— YOUR TASK —
What lines in the entries hold the string "text"? List them.

[Records from a data collection]
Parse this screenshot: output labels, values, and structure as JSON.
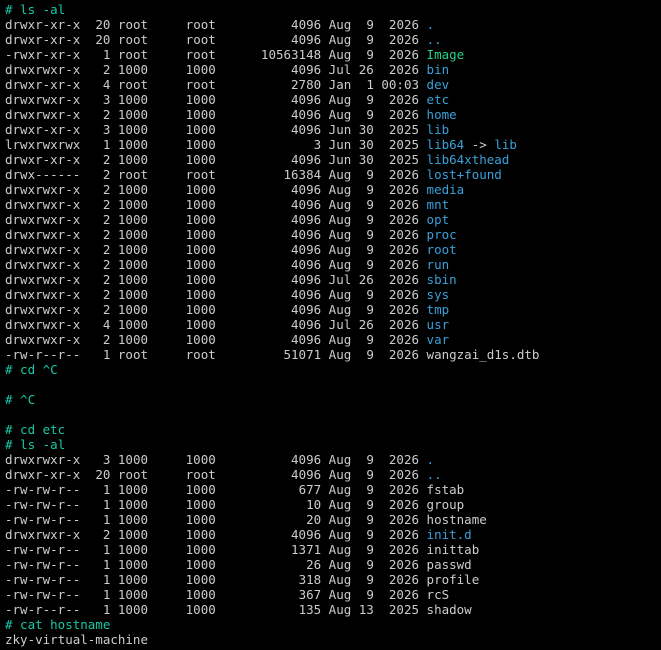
{
  "colors": {
    "background": "#000000",
    "text": "#cccccc",
    "prompt": "#17c9a6",
    "directory": "#3aa0d9",
    "executable": "#23d18b",
    "symlink": "#3aa0d9"
  },
  "lines": [
    {
      "kind": "prompt",
      "text": "# ls -al"
    },
    {
      "kind": "entry",
      "perms": "drwxr-xr-x",
      "links": "20",
      "owner": "root",
      "group": "root",
      "size": "4096",
      "month": "Aug",
      "day": "9",
      "yt": "2026",
      "name": ".",
      "type": "dir"
    },
    {
      "kind": "entry",
      "perms": "drwxr-xr-x",
      "links": "20",
      "owner": "root",
      "group": "root",
      "size": "4096",
      "month": "Aug",
      "day": "9",
      "yt": "2026",
      "name": "..",
      "type": "dir"
    },
    {
      "kind": "entry",
      "perms": "-rwxr-xr-x",
      "links": "1",
      "owner": "root",
      "group": "root",
      "size": "10563148",
      "month": "Aug",
      "day": "9",
      "yt": "2026",
      "name": "Image",
      "type": "exec"
    },
    {
      "kind": "entry",
      "perms": "drwxrwxr-x",
      "links": "2",
      "owner": "1000",
      "group": "1000",
      "size": "4096",
      "month": "Jul",
      "day": "26",
      "yt": "2026",
      "name": "bin",
      "type": "dir"
    },
    {
      "kind": "entry",
      "perms": "drwxr-xr-x",
      "links": "4",
      "owner": "root",
      "group": "root",
      "size": "2780",
      "month": "Jan",
      "day": "1",
      "yt": "00:03",
      "name": "dev",
      "type": "dir"
    },
    {
      "kind": "entry",
      "perms": "drwxrwxr-x",
      "links": "3",
      "owner": "1000",
      "group": "1000",
      "size": "4096",
      "month": "Aug",
      "day": "9",
      "yt": "2026",
      "name": "etc",
      "type": "dir"
    },
    {
      "kind": "entry",
      "perms": "drwxrwxr-x",
      "links": "2",
      "owner": "1000",
      "group": "1000",
      "size": "4096",
      "month": "Aug",
      "day": "9",
      "yt": "2026",
      "name": "home",
      "type": "dir"
    },
    {
      "kind": "entry",
      "perms": "drwxr-xr-x",
      "links": "3",
      "owner": "1000",
      "group": "1000",
      "size": "4096",
      "month": "Jun",
      "day": "30",
      "yt": "2025",
      "name": "lib",
      "type": "dir"
    },
    {
      "kind": "entry",
      "perms": "lrwxrwxrwx",
      "links": "1",
      "owner": "1000",
      "group": "1000",
      "size": "3",
      "month": "Jun",
      "day": "30",
      "yt": "2025",
      "name": "lib64",
      "type": "link",
      "target": "lib"
    },
    {
      "kind": "entry",
      "perms": "drwxr-xr-x",
      "links": "2",
      "owner": "1000",
      "group": "1000",
      "size": "4096",
      "month": "Jun",
      "day": "30",
      "yt": "2025",
      "name": "lib64xthead",
      "type": "dir"
    },
    {
      "kind": "entry",
      "perms": "drwx------",
      "links": "2",
      "owner": "root",
      "group": "root",
      "size": "16384",
      "month": "Aug",
      "day": "9",
      "yt": "2026",
      "name": "lost+found",
      "type": "dir"
    },
    {
      "kind": "entry",
      "perms": "drwxrwxr-x",
      "links": "2",
      "owner": "1000",
      "group": "1000",
      "size": "4096",
      "month": "Aug",
      "day": "9",
      "yt": "2026",
      "name": "media",
      "type": "dir"
    },
    {
      "kind": "entry",
      "perms": "drwxrwxr-x",
      "links": "2",
      "owner": "1000",
      "group": "1000",
      "size": "4096",
      "month": "Aug",
      "day": "9",
      "yt": "2026",
      "name": "mnt",
      "type": "dir"
    },
    {
      "kind": "entry",
      "perms": "drwxrwxr-x",
      "links": "2",
      "owner": "1000",
      "group": "1000",
      "size": "4096",
      "month": "Aug",
      "day": "9",
      "yt": "2026",
      "name": "opt",
      "type": "dir"
    },
    {
      "kind": "entry",
      "perms": "drwxrwxr-x",
      "links": "2",
      "owner": "1000",
      "group": "1000",
      "size": "4096",
      "month": "Aug",
      "day": "9",
      "yt": "2026",
      "name": "proc",
      "type": "dir"
    },
    {
      "kind": "entry",
      "perms": "drwxrwxr-x",
      "links": "2",
      "owner": "1000",
      "group": "1000",
      "size": "4096",
      "month": "Aug",
      "day": "9",
      "yt": "2026",
      "name": "root",
      "type": "dir"
    },
    {
      "kind": "entry",
      "perms": "drwxrwxr-x",
      "links": "2",
      "owner": "1000",
      "group": "1000",
      "size": "4096",
      "month": "Aug",
      "day": "9",
      "yt": "2026",
      "name": "run",
      "type": "dir"
    },
    {
      "kind": "entry",
      "perms": "drwxrwxr-x",
      "links": "2",
      "owner": "1000",
      "group": "1000",
      "size": "4096",
      "month": "Jul",
      "day": "26",
      "yt": "2026",
      "name": "sbin",
      "type": "dir"
    },
    {
      "kind": "entry",
      "perms": "drwxrwxr-x",
      "links": "2",
      "owner": "1000",
      "group": "1000",
      "size": "4096",
      "month": "Aug",
      "day": "9",
      "yt": "2026",
      "name": "sys",
      "type": "dir"
    },
    {
      "kind": "entry",
      "perms": "drwxrwxr-x",
      "links": "2",
      "owner": "1000",
      "group": "1000",
      "size": "4096",
      "month": "Aug",
      "day": "9",
      "yt": "2026",
      "name": "tmp",
      "type": "dir"
    },
    {
      "kind": "entry",
      "perms": "drwxrwxr-x",
      "links": "4",
      "owner": "1000",
      "group": "1000",
      "size": "4096",
      "month": "Jul",
      "day": "26",
      "yt": "2026",
      "name": "usr",
      "type": "dir"
    },
    {
      "kind": "entry",
      "perms": "drwxrwxr-x",
      "links": "2",
      "owner": "1000",
      "group": "1000",
      "size": "4096",
      "month": "Aug",
      "day": "9",
      "yt": "2026",
      "name": "var",
      "type": "dir"
    },
    {
      "kind": "entry",
      "perms": "-rw-r--r--",
      "links": "1",
      "owner": "root",
      "group": "root",
      "size": "51071",
      "month": "Aug",
      "day": "9",
      "yt": "2026",
      "name": "wangzai_d1s.dtb",
      "type": "file"
    },
    {
      "kind": "prompt",
      "text": "# cd ^C"
    },
    {
      "kind": "blank",
      "text": ""
    },
    {
      "kind": "prompt",
      "text": "# ^C"
    },
    {
      "kind": "blank",
      "text": ""
    },
    {
      "kind": "prompt",
      "text": "# cd etc"
    },
    {
      "kind": "prompt",
      "text": "# ls -al"
    },
    {
      "kind": "entry",
      "perms": "drwxrwxr-x",
      "links": "3",
      "owner": "1000",
      "group": "1000",
      "size": "4096",
      "month": "Aug",
      "day": "9",
      "yt": "2026",
      "name": ".",
      "type": "dir"
    },
    {
      "kind": "entry",
      "perms": "drwxr-xr-x",
      "links": "20",
      "owner": "root",
      "group": "root",
      "size": "4096",
      "month": "Aug",
      "day": "9",
      "yt": "2026",
      "name": "..",
      "type": "dir"
    },
    {
      "kind": "entry",
      "perms": "-rw-rw-r--",
      "links": "1",
      "owner": "1000",
      "group": "1000",
      "size": "677",
      "month": "Aug",
      "day": "9",
      "yt": "2026",
      "name": "fstab",
      "type": "file"
    },
    {
      "kind": "entry",
      "perms": "-rw-rw-r--",
      "links": "1",
      "owner": "1000",
      "group": "1000",
      "size": "10",
      "month": "Aug",
      "day": "9",
      "yt": "2026",
      "name": "group",
      "type": "file"
    },
    {
      "kind": "entry",
      "perms": "-rw-rw-r--",
      "links": "1",
      "owner": "1000",
      "group": "1000",
      "size": "20",
      "month": "Aug",
      "day": "9",
      "yt": "2026",
      "name": "hostname",
      "type": "file"
    },
    {
      "kind": "entry",
      "perms": "drwxrwxr-x",
      "links": "2",
      "owner": "1000",
      "group": "1000",
      "size": "4096",
      "month": "Aug",
      "day": "9",
      "yt": "2026",
      "name": "init.d",
      "type": "dir"
    },
    {
      "kind": "entry",
      "perms": "-rw-rw-r--",
      "links": "1",
      "owner": "1000",
      "group": "1000",
      "size": "1371",
      "month": "Aug",
      "day": "9",
      "yt": "2026",
      "name": "inittab",
      "type": "file"
    },
    {
      "kind": "entry",
      "perms": "-rw-rw-r--",
      "links": "1",
      "owner": "1000",
      "group": "1000",
      "size": "26",
      "month": "Aug",
      "day": "9",
      "yt": "2026",
      "name": "passwd",
      "type": "file"
    },
    {
      "kind": "entry",
      "perms": "-rw-rw-r--",
      "links": "1",
      "owner": "1000",
      "group": "1000",
      "size": "318",
      "month": "Aug",
      "day": "9",
      "yt": "2026",
      "name": "profile",
      "type": "file"
    },
    {
      "kind": "entry",
      "perms": "-rw-rw-r--",
      "links": "1",
      "owner": "1000",
      "group": "1000",
      "size": "367",
      "month": "Aug",
      "day": "9",
      "yt": "2026",
      "name": "rcS",
      "type": "file"
    },
    {
      "kind": "entry",
      "perms": "-rw-r--r--",
      "links": "1",
      "owner": "1000",
      "group": "1000",
      "size": "135",
      "month": "Aug",
      "day": "13",
      "yt": "2025",
      "name": "shadow",
      "type": "file"
    },
    {
      "kind": "prompt",
      "text": "# cat hostname"
    },
    {
      "kind": "output",
      "text": "zky-virtual-machine"
    }
  ]
}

— TASK RESPONSE —
    "text": "#cccccc",
      "text": "# ls -al"
      "text": "# cd ^C"
      "text": ""
      "text": "# ^C"
      "text": ""
      "text": "# cd etc"
      "text": "# ls -al"
      "text": "# cat hostname"
      "text": "zky-virtual-machine"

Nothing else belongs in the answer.